◆ What to produce: Every entry must be output exactly as it is written.

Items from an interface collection
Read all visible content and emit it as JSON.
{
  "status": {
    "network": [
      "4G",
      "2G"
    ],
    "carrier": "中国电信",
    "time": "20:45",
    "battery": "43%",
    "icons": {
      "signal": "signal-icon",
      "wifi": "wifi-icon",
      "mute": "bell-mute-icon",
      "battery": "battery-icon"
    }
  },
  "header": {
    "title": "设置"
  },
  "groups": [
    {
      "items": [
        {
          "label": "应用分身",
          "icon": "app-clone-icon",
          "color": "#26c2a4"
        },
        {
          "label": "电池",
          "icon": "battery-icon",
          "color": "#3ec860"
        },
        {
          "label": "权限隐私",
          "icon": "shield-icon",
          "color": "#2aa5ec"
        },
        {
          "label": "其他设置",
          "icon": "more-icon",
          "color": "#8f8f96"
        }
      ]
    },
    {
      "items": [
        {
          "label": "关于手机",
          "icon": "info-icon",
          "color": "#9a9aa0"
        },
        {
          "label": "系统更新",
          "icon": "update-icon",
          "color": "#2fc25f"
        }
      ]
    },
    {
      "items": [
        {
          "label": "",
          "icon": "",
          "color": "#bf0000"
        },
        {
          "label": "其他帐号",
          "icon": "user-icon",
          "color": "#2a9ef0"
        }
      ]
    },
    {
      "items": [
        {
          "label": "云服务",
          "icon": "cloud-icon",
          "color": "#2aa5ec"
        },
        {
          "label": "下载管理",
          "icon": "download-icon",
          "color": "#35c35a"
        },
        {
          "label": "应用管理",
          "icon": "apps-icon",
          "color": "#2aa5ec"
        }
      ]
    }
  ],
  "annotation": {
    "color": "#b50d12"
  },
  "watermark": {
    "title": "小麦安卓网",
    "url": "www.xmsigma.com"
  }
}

◆ Written response:
Read all visible content and emit it as JSON.
{
  "status": {
    "network": [
      "4G",
      "2G"
    ],
    "carrier": "中国电信",
    "time": "20:45",
    "battery": "43%",
    "icons": {
      "signal": "signal-icon",
      "wifi": "wifi-icon",
      "mute": "bell-mute-icon",
      "battery": "battery-icon"
    }
  },
  "header": {
    "title": "设置"
  },
  "groups": [
    {
      "items": [
        {
          "label": "应用分身",
          "icon": "app-clone-icon",
          "color": "#26c2a4"
        },
        {
          "label": "电池",
          "icon": "battery-icon",
          "color": "#3ec860"
        },
        {
          "label": "权限隐私",
          "icon": "shield-icon",
          "color": "#2aa5ec"
        },
        {
          "label": "其他设置",
          "icon": "more-icon",
          "color": "#8f8f96"
        }
      ]
    },
    {
      "items": [
        {
          "label": "关于手机",
          "icon": "info-icon",
          "color": "#9a9aa0"
        },
        {
          "label": "系统更新",
          "icon": "update-icon",
          "color": "#2fc25f"
        }
      ]
    },
    {
      "items": [
        {
          "label": "",
          "icon": "",
          "color": "#bf0000"
        },
        {
          "label": "其他帐号",
          "icon": "user-icon",
          "color": "#2a9ef0"
        }
      ]
    },
    {
      "items": [
        {
          "label": "云服务",
          "icon": "cloud-icon",
          "color": "#2aa5ec"
        },
        {
          "label": "下载管理",
          "icon": "download-icon",
          "color": "#35c35a"
        },
        {
          "label": "应用管理",
          "icon": "apps-icon",
          "color": "#2aa5ec"
        }
      ]
    }
  ],
  "annotation": {
    "color": "#b50d12"
  },
  "watermark": {
    "title": "小麦安卓网",
    "url": "www.xmsigma.com"
  }
}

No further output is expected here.